CW: Currently, I identify mainly with the role of a community organizer. I see myself as a bridge that connects resources and information to communities in need. I want my role as a community organizer to shape how I operate in my political career by allowing me to frame everything I do through a community lens. I want to make sure that no matter how far I may move up the political ladder, I always continue to center the real issues and concerns of the community I represent in any decisions I may make.
IGNITE: Christina, any closing comments to add?
CW: This is a full-circle moment for me, and I am so excited to continue to work with IGNITE over the next year! I look forward to connecting with Atlanta's young women and expanding IGNITE's programming, resources, and mission throughout the region!
More about Christina

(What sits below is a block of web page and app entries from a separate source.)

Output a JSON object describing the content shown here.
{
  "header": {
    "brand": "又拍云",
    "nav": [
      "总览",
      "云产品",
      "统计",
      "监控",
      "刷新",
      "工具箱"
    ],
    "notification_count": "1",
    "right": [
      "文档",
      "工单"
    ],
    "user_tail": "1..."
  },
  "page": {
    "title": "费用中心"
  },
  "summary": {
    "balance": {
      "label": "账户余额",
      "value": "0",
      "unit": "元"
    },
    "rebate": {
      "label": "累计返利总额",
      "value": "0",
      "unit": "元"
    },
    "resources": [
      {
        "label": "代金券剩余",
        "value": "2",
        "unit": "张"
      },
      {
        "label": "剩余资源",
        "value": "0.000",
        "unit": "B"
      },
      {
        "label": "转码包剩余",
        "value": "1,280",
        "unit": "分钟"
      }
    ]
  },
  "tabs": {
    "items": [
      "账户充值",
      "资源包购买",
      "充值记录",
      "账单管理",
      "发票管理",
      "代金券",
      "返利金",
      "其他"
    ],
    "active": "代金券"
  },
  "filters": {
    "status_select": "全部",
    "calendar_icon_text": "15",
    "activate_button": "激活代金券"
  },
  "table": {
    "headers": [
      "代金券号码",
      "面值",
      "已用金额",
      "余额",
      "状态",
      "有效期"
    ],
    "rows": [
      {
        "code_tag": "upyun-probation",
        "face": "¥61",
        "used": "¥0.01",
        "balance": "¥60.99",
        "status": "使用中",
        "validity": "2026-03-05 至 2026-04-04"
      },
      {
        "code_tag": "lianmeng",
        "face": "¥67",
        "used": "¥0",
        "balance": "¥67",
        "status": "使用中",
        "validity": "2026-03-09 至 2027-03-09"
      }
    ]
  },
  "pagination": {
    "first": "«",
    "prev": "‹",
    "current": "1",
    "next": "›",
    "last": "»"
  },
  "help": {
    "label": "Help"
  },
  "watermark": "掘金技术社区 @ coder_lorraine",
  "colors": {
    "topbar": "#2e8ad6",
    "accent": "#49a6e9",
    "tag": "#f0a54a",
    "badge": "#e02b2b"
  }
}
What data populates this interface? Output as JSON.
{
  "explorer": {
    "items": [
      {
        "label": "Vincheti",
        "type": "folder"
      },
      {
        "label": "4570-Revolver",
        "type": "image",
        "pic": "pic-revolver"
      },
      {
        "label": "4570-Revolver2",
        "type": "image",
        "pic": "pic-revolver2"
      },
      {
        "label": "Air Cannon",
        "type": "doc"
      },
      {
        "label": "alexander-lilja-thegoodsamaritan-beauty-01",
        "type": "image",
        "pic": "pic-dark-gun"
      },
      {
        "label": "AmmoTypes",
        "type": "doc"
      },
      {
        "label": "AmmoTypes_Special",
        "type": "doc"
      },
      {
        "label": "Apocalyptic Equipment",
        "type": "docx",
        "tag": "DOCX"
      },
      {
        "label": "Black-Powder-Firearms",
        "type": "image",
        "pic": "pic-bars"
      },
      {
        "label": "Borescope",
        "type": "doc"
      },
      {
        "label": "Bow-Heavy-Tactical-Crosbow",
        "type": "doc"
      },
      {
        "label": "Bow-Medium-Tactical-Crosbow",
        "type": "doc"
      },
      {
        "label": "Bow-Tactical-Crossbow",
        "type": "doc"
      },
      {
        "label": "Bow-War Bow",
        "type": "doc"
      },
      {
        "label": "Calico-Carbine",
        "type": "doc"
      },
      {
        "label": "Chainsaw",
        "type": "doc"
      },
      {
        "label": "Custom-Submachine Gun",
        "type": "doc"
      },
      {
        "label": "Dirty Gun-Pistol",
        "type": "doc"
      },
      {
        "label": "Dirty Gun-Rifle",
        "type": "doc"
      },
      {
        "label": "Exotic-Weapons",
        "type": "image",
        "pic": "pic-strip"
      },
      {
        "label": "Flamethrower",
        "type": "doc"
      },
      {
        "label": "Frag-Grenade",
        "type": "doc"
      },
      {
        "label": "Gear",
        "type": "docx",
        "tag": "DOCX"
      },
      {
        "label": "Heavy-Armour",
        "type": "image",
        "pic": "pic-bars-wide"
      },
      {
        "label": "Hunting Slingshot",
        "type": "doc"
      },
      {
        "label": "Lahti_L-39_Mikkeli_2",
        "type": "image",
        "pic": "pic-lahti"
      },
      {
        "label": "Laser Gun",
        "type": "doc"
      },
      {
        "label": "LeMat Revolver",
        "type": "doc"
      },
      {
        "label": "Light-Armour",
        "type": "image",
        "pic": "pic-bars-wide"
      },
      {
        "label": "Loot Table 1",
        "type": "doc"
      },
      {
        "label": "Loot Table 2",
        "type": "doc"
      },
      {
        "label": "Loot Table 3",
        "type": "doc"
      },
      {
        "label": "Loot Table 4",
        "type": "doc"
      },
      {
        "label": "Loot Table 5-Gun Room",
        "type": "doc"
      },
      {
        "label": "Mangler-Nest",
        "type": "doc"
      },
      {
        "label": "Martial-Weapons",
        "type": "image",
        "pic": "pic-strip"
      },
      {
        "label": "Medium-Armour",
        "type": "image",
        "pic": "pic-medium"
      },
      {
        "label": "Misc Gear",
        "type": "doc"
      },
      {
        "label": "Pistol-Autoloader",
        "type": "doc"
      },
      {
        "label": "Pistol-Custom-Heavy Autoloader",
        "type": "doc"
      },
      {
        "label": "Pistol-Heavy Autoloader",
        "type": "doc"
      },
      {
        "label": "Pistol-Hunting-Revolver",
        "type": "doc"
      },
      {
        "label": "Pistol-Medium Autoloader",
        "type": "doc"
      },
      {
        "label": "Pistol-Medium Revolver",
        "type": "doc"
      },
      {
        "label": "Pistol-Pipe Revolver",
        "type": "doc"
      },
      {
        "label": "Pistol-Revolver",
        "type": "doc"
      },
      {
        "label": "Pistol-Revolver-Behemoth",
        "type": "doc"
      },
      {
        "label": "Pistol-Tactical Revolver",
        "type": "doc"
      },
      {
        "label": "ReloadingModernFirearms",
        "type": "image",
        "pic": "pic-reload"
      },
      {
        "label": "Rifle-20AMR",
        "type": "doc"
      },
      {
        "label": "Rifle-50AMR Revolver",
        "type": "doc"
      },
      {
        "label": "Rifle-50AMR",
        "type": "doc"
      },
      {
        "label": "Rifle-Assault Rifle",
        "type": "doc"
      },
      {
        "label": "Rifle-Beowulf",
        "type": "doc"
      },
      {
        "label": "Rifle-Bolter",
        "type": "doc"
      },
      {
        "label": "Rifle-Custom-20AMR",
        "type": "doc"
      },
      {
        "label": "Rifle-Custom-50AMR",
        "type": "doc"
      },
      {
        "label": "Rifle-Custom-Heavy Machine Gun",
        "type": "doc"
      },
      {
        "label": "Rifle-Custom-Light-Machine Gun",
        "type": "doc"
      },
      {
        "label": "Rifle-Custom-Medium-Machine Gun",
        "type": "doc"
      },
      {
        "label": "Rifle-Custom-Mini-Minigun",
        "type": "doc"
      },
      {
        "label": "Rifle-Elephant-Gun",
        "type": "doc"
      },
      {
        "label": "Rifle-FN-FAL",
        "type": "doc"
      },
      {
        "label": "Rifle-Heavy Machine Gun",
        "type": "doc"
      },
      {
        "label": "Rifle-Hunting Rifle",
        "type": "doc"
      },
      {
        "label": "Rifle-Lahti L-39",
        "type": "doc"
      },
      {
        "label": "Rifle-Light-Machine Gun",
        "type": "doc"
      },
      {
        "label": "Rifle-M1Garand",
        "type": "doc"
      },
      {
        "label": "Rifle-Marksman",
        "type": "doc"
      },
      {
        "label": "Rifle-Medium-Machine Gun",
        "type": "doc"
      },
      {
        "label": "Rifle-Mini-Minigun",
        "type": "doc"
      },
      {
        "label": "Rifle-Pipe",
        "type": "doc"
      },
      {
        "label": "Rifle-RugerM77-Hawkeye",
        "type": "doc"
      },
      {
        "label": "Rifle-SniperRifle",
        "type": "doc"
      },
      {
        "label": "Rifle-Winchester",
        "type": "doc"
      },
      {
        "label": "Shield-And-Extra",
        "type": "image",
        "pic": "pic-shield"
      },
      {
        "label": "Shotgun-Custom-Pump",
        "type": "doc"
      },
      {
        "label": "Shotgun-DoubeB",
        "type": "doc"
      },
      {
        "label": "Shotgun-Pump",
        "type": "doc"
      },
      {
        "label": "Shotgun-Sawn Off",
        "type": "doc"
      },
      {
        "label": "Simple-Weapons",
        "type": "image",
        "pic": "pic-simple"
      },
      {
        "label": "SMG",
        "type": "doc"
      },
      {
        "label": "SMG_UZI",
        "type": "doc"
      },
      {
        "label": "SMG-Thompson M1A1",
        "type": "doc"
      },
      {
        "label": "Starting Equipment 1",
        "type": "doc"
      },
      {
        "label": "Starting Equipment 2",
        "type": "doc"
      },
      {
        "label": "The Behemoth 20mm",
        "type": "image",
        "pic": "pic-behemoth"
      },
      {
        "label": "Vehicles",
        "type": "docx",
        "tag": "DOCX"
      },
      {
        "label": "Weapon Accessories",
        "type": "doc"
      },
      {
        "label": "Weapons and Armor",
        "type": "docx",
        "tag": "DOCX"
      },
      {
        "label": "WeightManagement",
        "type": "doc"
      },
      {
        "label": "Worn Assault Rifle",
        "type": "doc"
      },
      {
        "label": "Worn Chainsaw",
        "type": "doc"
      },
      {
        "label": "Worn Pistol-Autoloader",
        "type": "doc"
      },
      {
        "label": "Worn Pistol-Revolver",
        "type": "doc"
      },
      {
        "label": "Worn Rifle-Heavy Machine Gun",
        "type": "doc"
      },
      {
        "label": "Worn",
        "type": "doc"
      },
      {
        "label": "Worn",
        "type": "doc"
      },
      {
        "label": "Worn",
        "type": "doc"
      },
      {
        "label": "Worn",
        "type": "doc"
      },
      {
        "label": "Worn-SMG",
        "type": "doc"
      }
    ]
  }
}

Christina B. Williams is IGNITE's Atlanta Fellow. She is a rising senior at Clark Atlanta University (CAU), pursuing a Bachelor of Arts in Political Science as a Provost Academic Excellence and Dean's List scholar. Christina is a leader in the student civic engagement space and has extensive experience serving in student government. She has founded and presided over several campus clubs and initiatives, including the CAU IGNITE College Chapter. Christina has completed fellowships and internships with several nationally recognized civic organizations, including The Andrew Goodman Foundation, Campus Vote Project, Public Citizen, the ACLU of Georgia, and Rock the Vote. The National Journal, The Washington Post, NPR, and other outlets have featured her. Christina aspires to attend law school to become an attorney and utilize the law as a tool to defend the civil rights and civil liberties of marginalized communities. She is a Philadelphia, PA native. For Atlanta inquiries, contact email@example.com.